*SOURCE INFORMATION*
········

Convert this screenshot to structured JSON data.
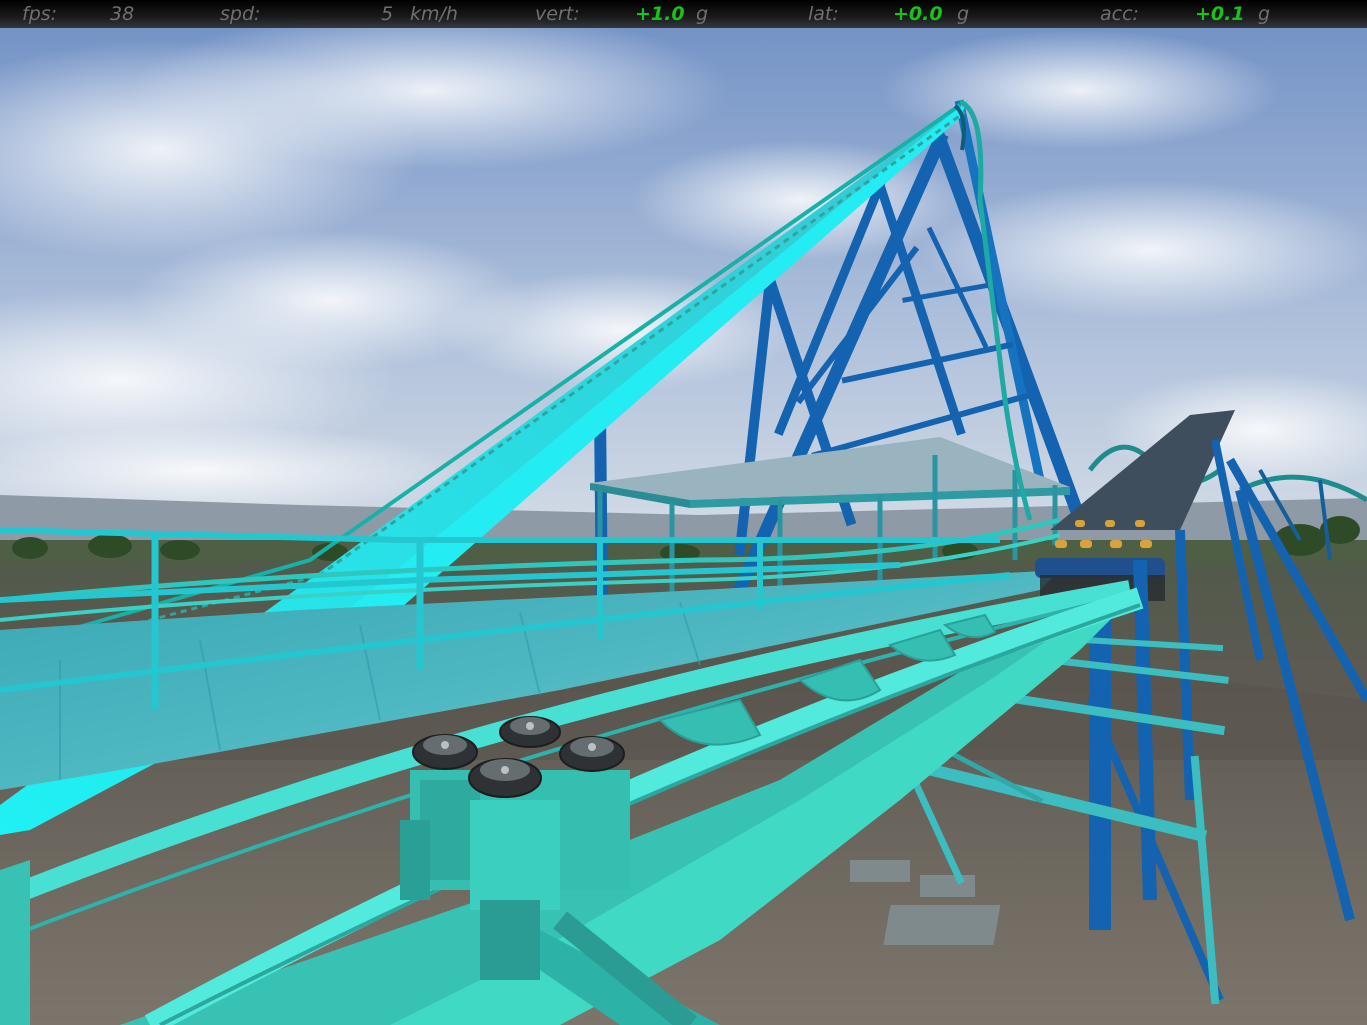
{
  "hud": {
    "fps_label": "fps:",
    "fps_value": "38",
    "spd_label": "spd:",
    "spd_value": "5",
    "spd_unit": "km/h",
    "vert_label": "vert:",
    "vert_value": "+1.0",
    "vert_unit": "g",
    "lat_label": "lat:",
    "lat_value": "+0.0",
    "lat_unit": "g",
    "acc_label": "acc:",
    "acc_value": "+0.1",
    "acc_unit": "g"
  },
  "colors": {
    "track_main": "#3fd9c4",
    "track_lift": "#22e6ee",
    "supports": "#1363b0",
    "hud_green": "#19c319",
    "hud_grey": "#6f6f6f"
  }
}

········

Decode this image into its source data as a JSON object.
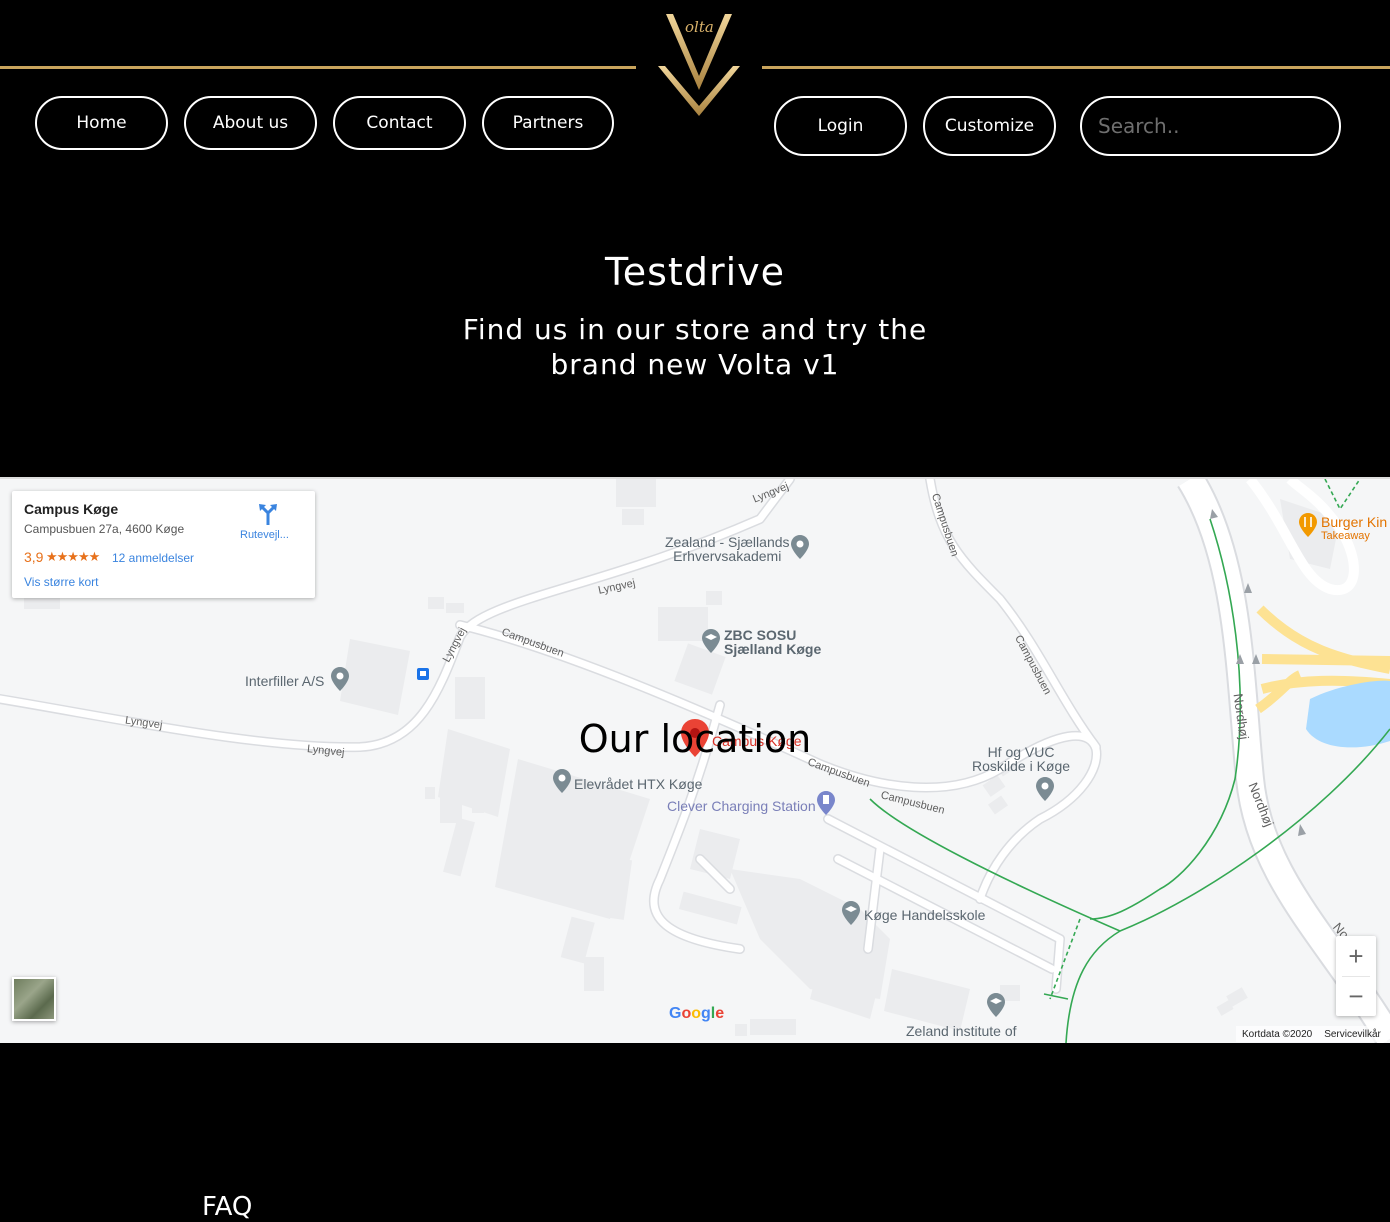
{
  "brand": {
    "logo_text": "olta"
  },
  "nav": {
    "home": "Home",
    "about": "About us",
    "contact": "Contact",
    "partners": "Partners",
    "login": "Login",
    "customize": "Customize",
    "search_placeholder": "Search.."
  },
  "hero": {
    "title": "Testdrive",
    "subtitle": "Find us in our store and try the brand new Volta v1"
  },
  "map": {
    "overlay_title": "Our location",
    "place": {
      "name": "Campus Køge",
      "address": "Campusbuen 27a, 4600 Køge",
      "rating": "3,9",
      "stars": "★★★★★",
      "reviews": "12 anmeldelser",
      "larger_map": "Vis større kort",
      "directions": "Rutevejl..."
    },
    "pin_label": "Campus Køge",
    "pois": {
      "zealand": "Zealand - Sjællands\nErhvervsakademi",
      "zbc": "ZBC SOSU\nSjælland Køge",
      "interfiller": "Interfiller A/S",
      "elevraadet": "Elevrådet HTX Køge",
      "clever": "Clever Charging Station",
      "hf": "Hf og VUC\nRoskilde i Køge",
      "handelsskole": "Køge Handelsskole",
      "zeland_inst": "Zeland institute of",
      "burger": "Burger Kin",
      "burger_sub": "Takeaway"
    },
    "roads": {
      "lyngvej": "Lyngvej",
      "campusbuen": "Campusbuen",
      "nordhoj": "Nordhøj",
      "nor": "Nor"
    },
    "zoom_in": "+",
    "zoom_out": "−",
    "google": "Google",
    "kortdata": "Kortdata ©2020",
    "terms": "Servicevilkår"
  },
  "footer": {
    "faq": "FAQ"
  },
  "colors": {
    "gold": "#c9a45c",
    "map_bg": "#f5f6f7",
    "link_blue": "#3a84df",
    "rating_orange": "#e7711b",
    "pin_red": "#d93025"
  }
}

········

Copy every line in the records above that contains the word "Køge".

*COMPLETED TASK*
      "name": "Campus Køge",
      "address": "Campusbuen 27a, 4600 Køge",
    "pin_label": "Campus Køge",
      "zbc": "ZBC SOSU\nSjælland Køge",
      "elevraadet": "Elevrådet HTX Køge",
      "hf": "Hf og VUC\nRoskilde i Køge",
      "handelsskole": "Køge Handelsskole",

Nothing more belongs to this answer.